Japan’s health ministry confirmed for the first time that leukemia found in a worker at Tokyo Electric Power Co.’s Fukushima Dai-Ichi power plant is a result of the March 2011 atomic disaster.
The worker was in his 30s while employed at the Fukushima facility north of Tokyo between October 2012 and December 2013, according to a statement from the Ministry of Health, Labour and Welfare.
The finding comes as Tokyo Electric has sought to underscore progress in cleaning up and containing the worst nuclear disaster in decades and as the company, also known as Tepco, eyes a return to the bond market.
Tokyo Electric’s shares fell 4.5 percent to 832 yen on the Tokyo stock exchange—the biggest one-day drop since Sept. 1.
“First signs of big trouble ahead for Tepco as radiation exposure looks to be taking its toll on workers’ health,” Amir Anvarzadeh, Singapore-based global head of Japan equity sales at BGC Capital Partners Inc. said in an email. “Tepco could be facing huge lawsuits if and when radiation leaks are linked to health issues.”
Absorption of Radiation
The worker received 15.7 millisieverts (mSv) of radiation during his time at the Fukushima facility, while workers compensation insurance is awarded after receiving 5 mSv in a year, according to the ministry.
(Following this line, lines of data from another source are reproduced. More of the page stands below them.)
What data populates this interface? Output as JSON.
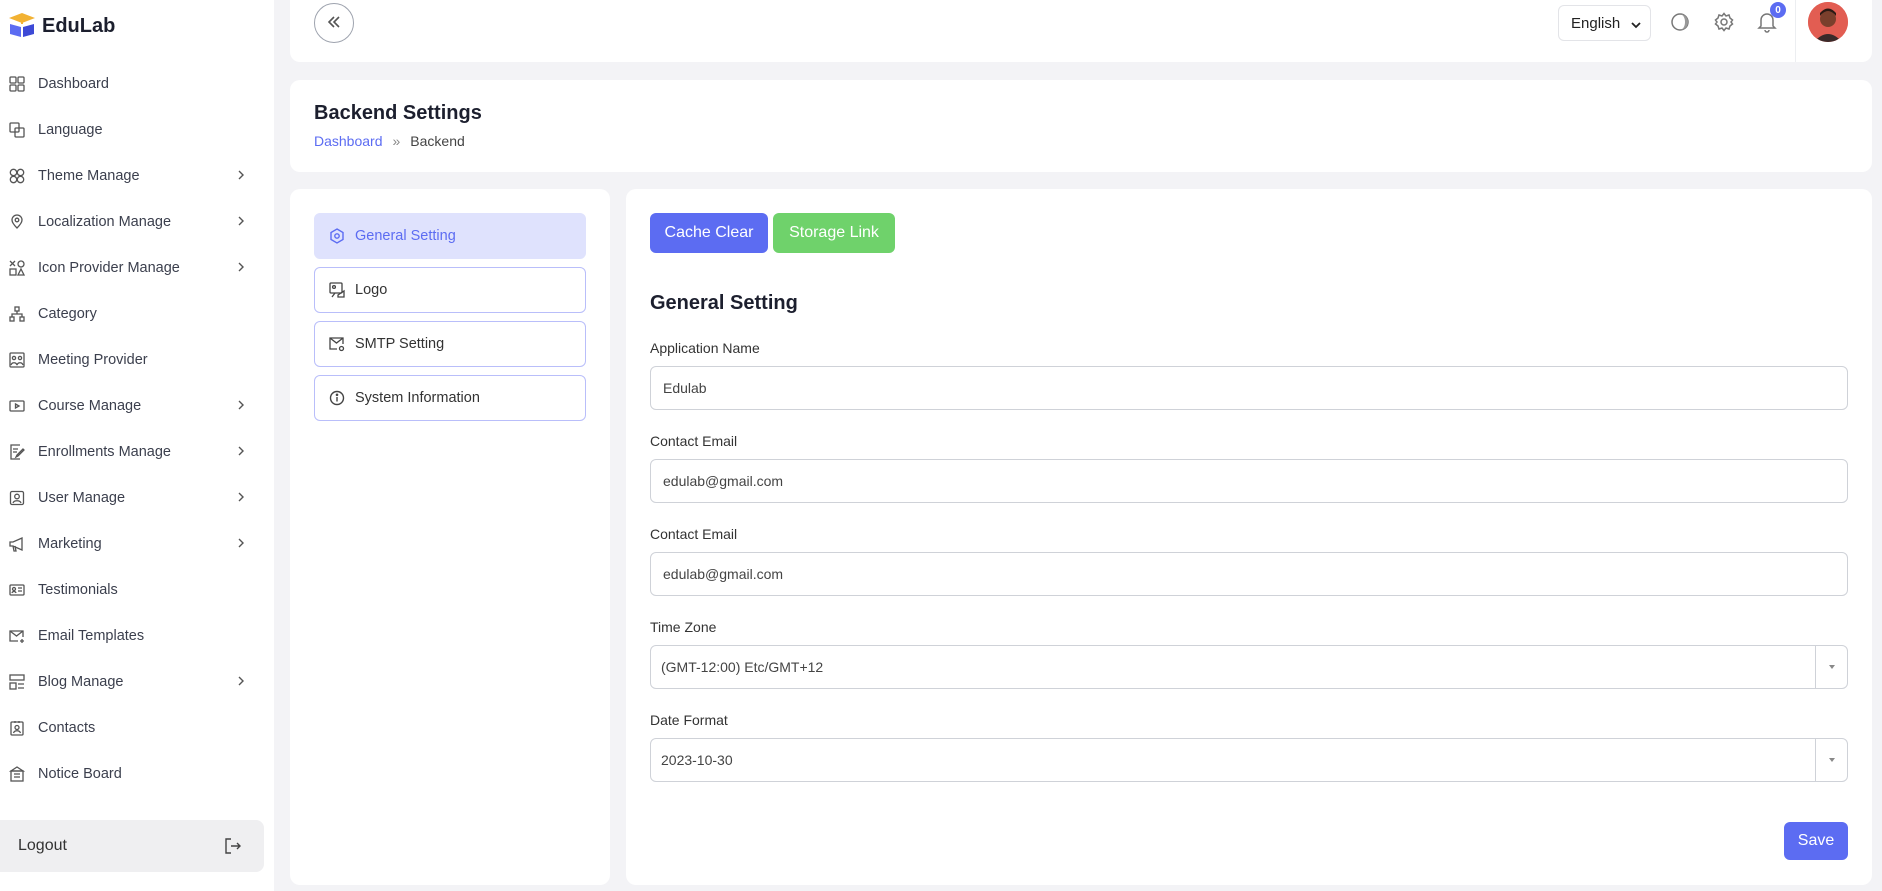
{
  "brand": {
    "name": "EduLab"
  },
  "sidebar": {
    "items": [
      {
        "label": "Dashboard",
        "icon": "dashboard-icon",
        "has_children": false
      },
      {
        "label": "Language",
        "icon": "language-icon",
        "has_children": false
      },
      {
        "label": "Theme Manage",
        "icon": "theme-icon",
        "has_children": true
      },
      {
        "label": "Localization Manage",
        "icon": "location-icon",
        "has_children": true
      },
      {
        "label": "Icon Provider Manage",
        "icon": "icon-provider-icon",
        "has_children": true
      },
      {
        "label": "Category",
        "icon": "category-icon",
        "has_children": false
      },
      {
        "label": "Meeting Provider",
        "icon": "meeting-icon",
        "has_children": false
      },
      {
        "label": "Course Manage",
        "icon": "course-icon",
        "has_children": true
      },
      {
        "label": "Enrollments Manage",
        "icon": "enrollment-icon",
        "has_children": true
      },
      {
        "label": "User Manage",
        "icon": "user-icon",
        "has_children": true
      },
      {
        "label": "Marketing",
        "icon": "megaphone-icon",
        "has_children": true
      },
      {
        "label": "Testimonials",
        "icon": "testimonial-icon",
        "has_children": false
      },
      {
        "label": "Email Templates",
        "icon": "email-icon",
        "has_children": false
      },
      {
        "label": "Blog Manage",
        "icon": "blog-icon",
        "has_children": true
      },
      {
        "label": "Contacts",
        "icon": "contacts-icon",
        "has_children": false
      },
      {
        "label": "Notice Board",
        "icon": "notice-icon",
        "has_children": false
      }
    ],
    "logout_label": "Logout"
  },
  "topbar": {
    "language": "English",
    "notification_count": "0"
  },
  "page": {
    "title": "Backend Settings",
    "breadcrumb": {
      "home": "Dashboard",
      "separator": "»",
      "current": "Backend"
    }
  },
  "settings_menu": {
    "items": [
      {
        "label": "General Setting",
        "active": true
      },
      {
        "label": "Logo",
        "active": false
      },
      {
        "label": "SMTP Setting",
        "active": false
      },
      {
        "label": "System Information",
        "active": false
      }
    ]
  },
  "form": {
    "cache_clear_label": "Cache Clear",
    "storage_link_label": "Storage Link",
    "section_title": "General Setting",
    "app_name_label": "Application Name",
    "app_name_value": "Edulab",
    "contact_email_label": "Contact Email",
    "contact_email_value": "edulab@gmail.com",
    "contact_email2_label": "Contact Email",
    "contact_email2_value": "edulab@gmail.com",
    "timezone_label": "Time Zone",
    "timezone_value": "(GMT-12:00) Etc/GMT+12",
    "date_format_label": "Date Format",
    "date_format_value": "2023-10-30",
    "save_label": "Save"
  },
  "colors": {
    "primary": "#5c6cf2",
    "success": "#6fd26b",
    "active_menu_bg": "#dfe2fd"
  }
}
So far, 13 workers at nuclear power facilities have received compensation for cancer due to radiation exposure. There is still debate, however, as to whether low doses of radiation—below a threshold of 100 mSv—have a direct link to leukemia.
The millisievert is a measure of the absorption of radiation by the human body.
High-dose radiation exposure increases the risk of developing acute myeloid leukemia, according to the American Cancer Society. Japanese atomic bomb survivors had a greatly increased risk of developing acute leukemia, most often about six to eight years after exposure, the society says on its website.
A study published earlier this month by Toshihide Tsuda, a professor at Okayama University, found that cases of thyroid cancer have increased among children and adolescents in Fukushima Prefecture since the accident.
Worker Safety Pledge
About 7,000 contract workers and Tepco employees are at Fukushima on any given weekday, according to Tepco, which is also Japan’s largest utility. About half the workers are from the Fukushima region.
Tepco will continue to manage workers’ exposure, spokesman Tatsuhiro Yamagishi said by email following the health ministry’s statement.
Worker safety is of utmost importance, and the company aims to lower radiation exposure and increase worker comfort, Akira Ono, chief of the Fukushima Dai-Ichi plant, told reporters earlier this month during a tour of the facility. Tepco opened a rest house at the end of March that offers workers an indoor location to relax and enjoy a warm meal for the first time.
The utility is currently removing rubble from the three reactors that melted down at Fukushima after a record earthquake and tsunami wrecked the plant in March 2011.
The company has spent roughly 430.6 billion yen ($3.6 billion) on decommissioning the facility as of June 30, according to Tepco’s Yamagishi.